“EXPOUNDING THE DOUBTFUL POINTS”
Wing Tek Lum
Published with Permission
by Bamboo Ridge Press (1987)
(Inspired by Frank Chin)
When I see a pineapple,
I do not think of an exotic fruit sliced in rings
to be served with ham,
more the summer jobs at the cannery
driving a forklift or packing wedges on the line.
When I hear the name “Duke,”
I envision someone other than that movie cowboy,
gravel-voiced, a true grit idol of the late night set;
instead I see a white-haired surfer by his long board,
palms so large, flashing smiles along the beach.
When I think of a man-of-war,
it is not the name of a Triple Crown horse
pacing a stud farm that comes to mind first;
rather I picture the Portuguese kind
whose stings must be salved by rubbing sand.
When I use the word “packages,”
it is usually not a reference to the parcels
waiting for me at the post office,
rather the paper sacks I get
from the supermarket to lug my groceries home.

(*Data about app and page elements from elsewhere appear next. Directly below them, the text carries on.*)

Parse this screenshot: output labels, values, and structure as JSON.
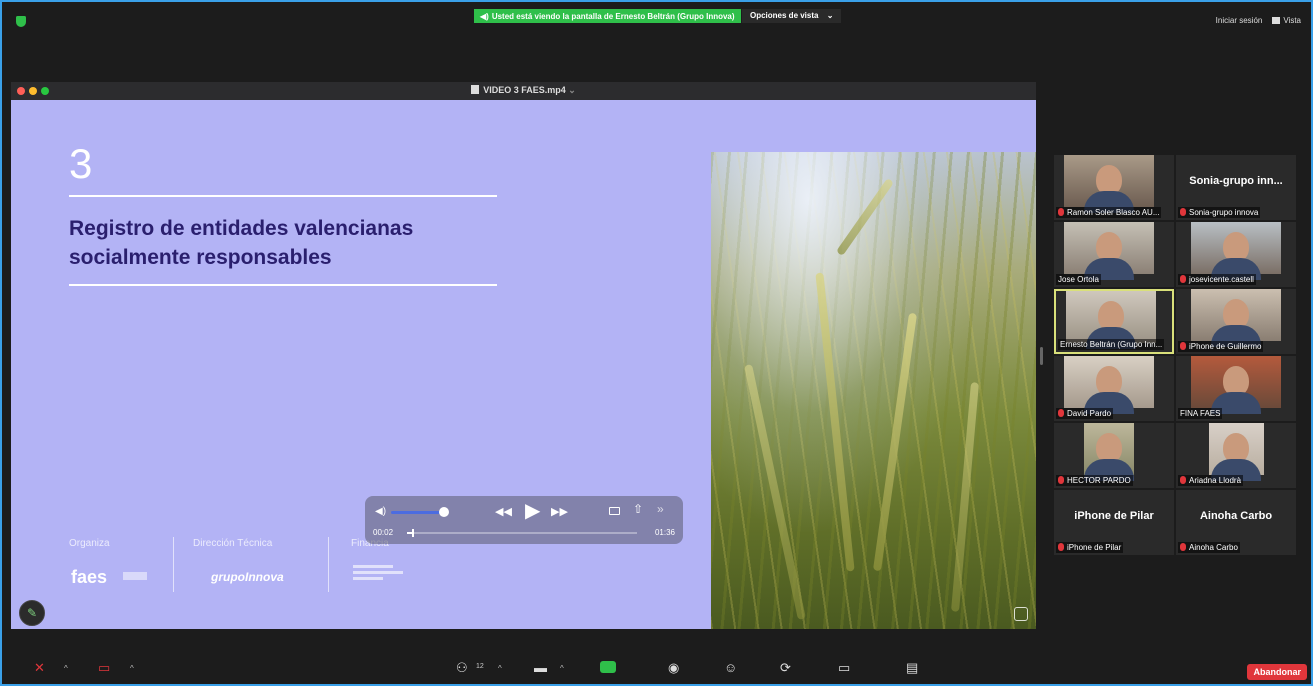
{
  "top_bar": {
    "share_banner": "Usted está viendo la pantalla de Ernesto Beltrán (Grupo Innova)",
    "view_options": "Opciones de vista",
    "view_options_chevron": "⌄",
    "sign_in": "Iniciar sesión",
    "view_label": "Vista",
    "security_color": "#2fbf4a"
  },
  "shared_window": {
    "title": "VIDEO 3 FAES.mp4",
    "title_chevron": "⌄",
    "slide": {
      "number": "3",
      "heading": "Registro de entidades valencianas socialmente responsables",
      "footer_organiza": "Organiza",
      "footer_direccion": "Dirección Técnica",
      "footer_financia": "Financia",
      "logo_faes": "faes",
      "logo_innova": "grupoInnova",
      "background_color": "#b3b3f5",
      "heading_color": "#2a1f6e"
    },
    "player": {
      "volume_icon": "◀)",
      "rewind_icon": "◀◀",
      "play_icon": "▶",
      "forward_icon": "▶▶",
      "share_icon": "⇧",
      "more_icon": "»",
      "time_elapsed": "00:02",
      "time_total": "01:36",
      "progress_fraction": 0.02,
      "volume_fraction": 0.9
    }
  },
  "participants": [
    {
      "name": "Ramon Soler Blasco AU...",
      "muted": true,
      "video": true
    },
    {
      "name": "Sonia-grupo innova",
      "display": "Sonia-grupo inn...",
      "muted": true,
      "video": false
    },
    {
      "name": "Jose Ortola",
      "muted": false,
      "video": true
    },
    {
      "name": "josevicente.castell",
      "muted": true,
      "video": true
    },
    {
      "name": "Ernesto Beltrán (Grupo Inn...",
      "muted": false,
      "video": true,
      "active_speaker": true
    },
    {
      "name": "iPhone de Guillermo",
      "muted": true,
      "video": true
    },
    {
      "name": "David Pardo",
      "muted": true,
      "video": true
    },
    {
      "name": "FINA FAES",
      "muted": false,
      "video": true
    },
    {
      "name": "HECTOR PARDO",
      "muted": true,
      "video": true
    },
    {
      "name": "Ariadna Llodrà",
      "muted": true,
      "video": true
    },
    {
      "name": "iPhone de Pilar",
      "display": "iPhone de Pilar",
      "muted": true,
      "video": false
    },
    {
      "name": "Ainoha Carbo",
      "display": "Ainoha Carbo",
      "muted": true,
      "video": false
    }
  ],
  "toolbar": {
    "mic_icon": "🎤",
    "video_icon": "📷",
    "caret": "^",
    "participants_icon": "👥",
    "participants_count": "12",
    "chat_icon": "💬",
    "share_icon": "↑",
    "record_icon": "◉",
    "reactions_icon": "☺",
    "apps_icon": "⟳",
    "whiteboard_icon": "▭",
    "notes_icon": "▤",
    "leave_label": "Abandonar",
    "leave_color": "#e0363b"
  },
  "annotate_icon": "✎"
}
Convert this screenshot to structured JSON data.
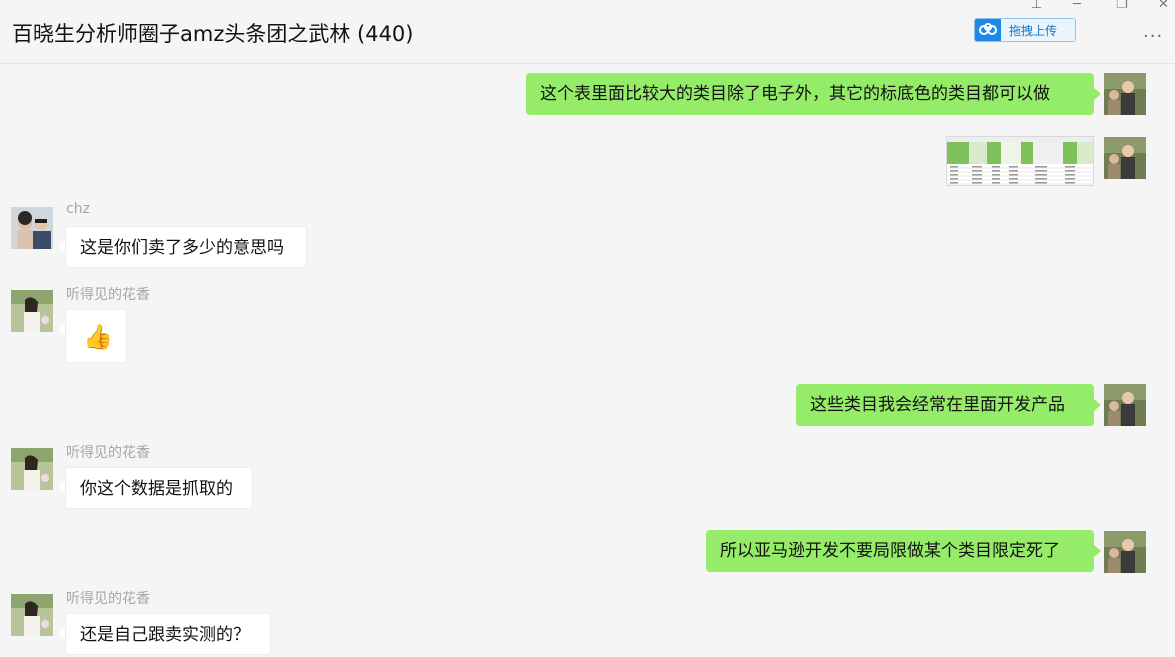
{
  "window": {
    "title": "百晓生分析师圈子amz头条团之武林 (440)",
    "upload_label": "拖拽上传",
    "more_label": "···",
    "pin_glyph": "⊥",
    "minimize_glyph": "─",
    "restore_glyph": "❐",
    "close_glyph": "✕"
  },
  "messages": [
    {
      "from": "me",
      "text": "这个表里面比较大的类目除了电子外，其它的标底色的类目都可以做"
    },
    {
      "from": "me",
      "type": "image"
    },
    {
      "from": "chz",
      "sender": "chz",
      "text": "这是你们卖了多少的意思吗"
    },
    {
      "from": "listener",
      "sender": "听得见的花香",
      "type": "emoji",
      "emoji": "👍"
    },
    {
      "from": "me",
      "text": "这些类目我会经常在里面开发产品"
    },
    {
      "from": "listener",
      "sender": "听得见的花香",
      "text": "你这个数据是抓取的"
    },
    {
      "from": "me",
      "text": "所以亚马逊开发不要局限做某个类目限定死了"
    },
    {
      "from": "listener",
      "sender": "听得见的花香",
      "text": "还是自己跟卖实测的？"
    }
  ],
  "colors": {
    "my_bubble": "#95ec69",
    "their_bubble": "#ffffff",
    "background": "#f5f5f5",
    "upload_accent": "#1e88e5"
  }
}
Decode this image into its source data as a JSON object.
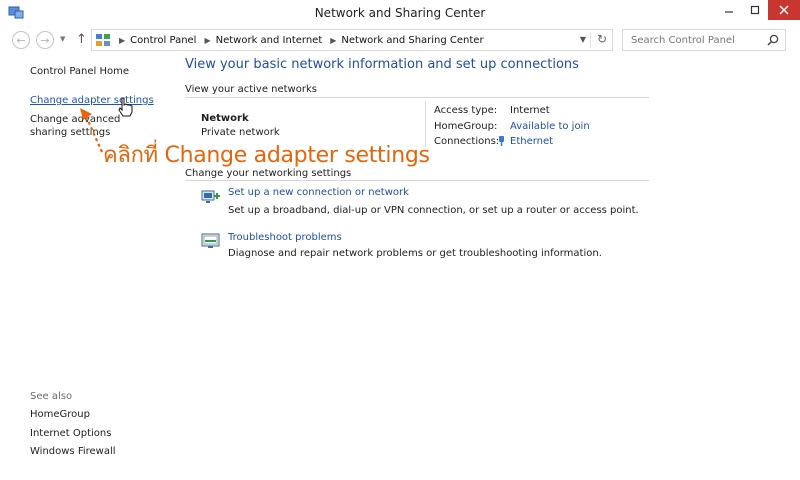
{
  "window": {
    "title": "Network and Sharing Center"
  },
  "navigation": {
    "breadcrumbs": [
      "Control Panel",
      "Network and Internet",
      "Network and Sharing Center"
    ],
    "search_placeholder": "Search Control Panel"
  },
  "sidebar": {
    "home": "Control Panel Home",
    "links": [
      "Change adapter settings",
      "Change advanced sharing settings"
    ],
    "see_also_heading": "See also",
    "see_also": [
      "HomeGroup",
      "Internet Options",
      "Windows Firewall"
    ]
  },
  "annotation": {
    "text": "คลิกที่ Change adapter settings",
    "color": "#e8640a"
  },
  "main": {
    "heading": "View your basic network information and set up connections",
    "active_networks_title": "View your active networks",
    "network": {
      "name": "Network",
      "type": "Private network",
      "access_type_label": "Access type:",
      "access_type_value": "Internet",
      "homegroup_label": "HomeGroup:",
      "homegroup_value": "Available to join",
      "connections_label": "Connections:",
      "connections_value": "Ethernet"
    },
    "change_settings_title": "Change your networking settings",
    "tasks": [
      {
        "icon": "new-connection-icon",
        "link": "Set up a new connection or network",
        "description": "Set up a broadband, dial-up or VPN connection, or set up a router or access point."
      },
      {
        "icon": "troubleshoot-icon",
        "link": "Troubleshoot problems",
        "description": "Diagnose and repair network problems or get troubleshooting information."
      }
    ]
  },
  "colors": {
    "link": "#1f4ea8",
    "close_button": "#c7372f"
  }
}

When I read the term “Jap,”
the image of a kamikaze pilot now turned to Sony exports
is not what I see;
mainly it is the Sand Island roundup and those old men
who still wince long after the 442nd has marched back.
When I think of Hawai‘i,
I do not fancy myself lolling under palm trees,
a backdrop of verdant cliffs, caressed by a balmy breeze;
instead I give thanks for classmates and our family graves,
this unique universe that we have called our home.
AN ALOHA ONLY I COULD FEEL
It was hot; there was little time.
We had come from so far away
without the certainty
that we could find him.
He had just returned from the fields
to avoid the noontime heat
and we arrived unannounced.
He was my father’s cousin,
of the branch that stayed behind.
I was not the first from our side
to visit him,
and we had corresponded before.
We talked about the usual things,
his crops, the factories
where his sons now worked,
the dead that were our common bond.
Maybe I was tired then,
from all the travelling,
for after a while
I did not know what else to say.
Here was an old man, darkly tanned,
whose whole world,
his daily life, his hopes and fears,
were so unlike mine.
What did he know of how I lived,
my business, all my learning?
And yet suddenly
something welled up in me,
a sense of pride, of being special,
that I belonged to him
and him to me,
that no one else would ever have,
an aloha only I could feel,
because of blood,
and of those dead we talked about
who loved and cared for him
just as they did for me.
Wing Tek Lum is a Honolulu businessman and poet. Bamboo Ridge Press has published his two collections of poetry, “Expounding the Doubtful Points” (1987) and “The Nanjing Massacre: Poems” (2012).